— Directions —
In the entries below, how many lines hold the string "text"? Give only the number.

— Records to use —
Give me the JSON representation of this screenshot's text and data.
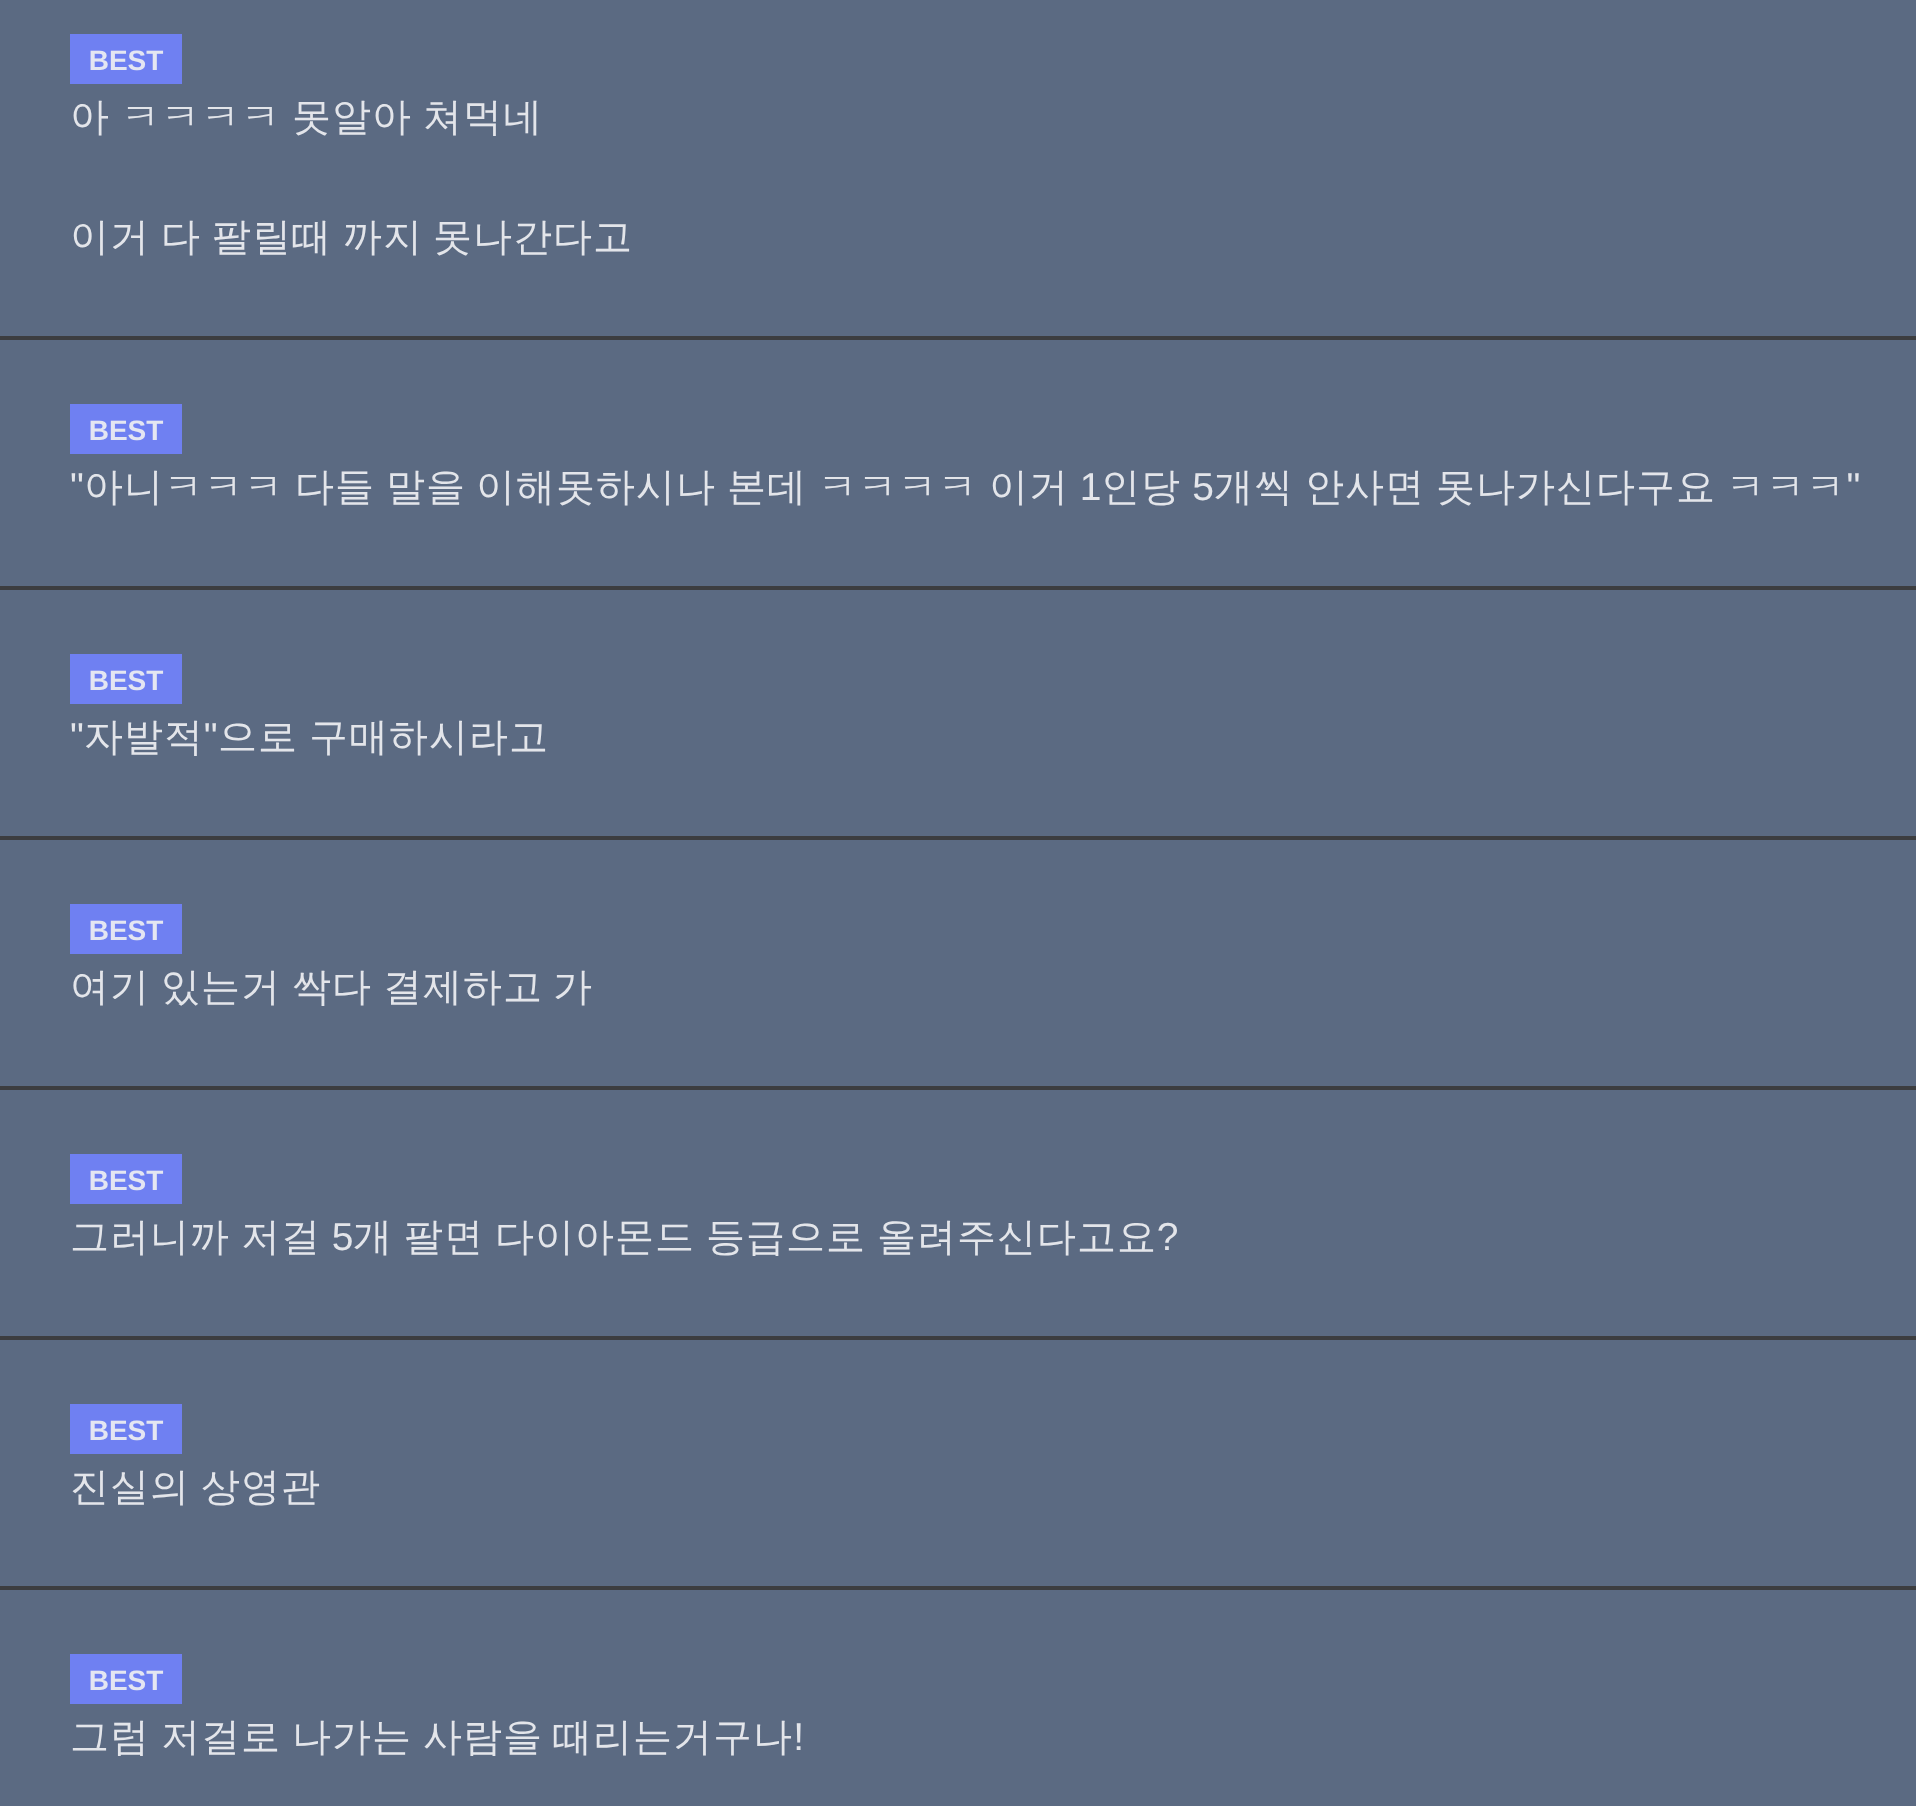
{
  "comments": [
    {
      "badge": "BEST",
      "text": "아 ㅋㅋㅋㅋ 못알아 쳐먹네\n\n이거 다 팔릴때 까지 못나간다고"
    },
    {
      "badge": "BEST",
      "text": "\"아니ㅋㅋㅋ 다들 말을 이해못하시나 본데 ㅋㅋㅋㅋ 이거 1인당 5개씩 안사면 못나가신다구요 ㅋㅋㅋ\""
    },
    {
      "badge": "BEST",
      "text": "\"자발적\"으로 구매하시라고"
    },
    {
      "badge": "BEST",
      "text": "여기 있는거 싹다 결제하고 가"
    },
    {
      "badge": "BEST",
      "text": "그러니까 저걸 5개 팔면 다이아몬드 등급으로 올려주신다고요?"
    },
    {
      "badge": "BEST",
      "text": "진실의 상영관"
    },
    {
      "badge": "BEST",
      "text": "그럼 저걸로 나가는 사람을 때리는거구나!"
    }
  ]
}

— Answer for this exercise —
8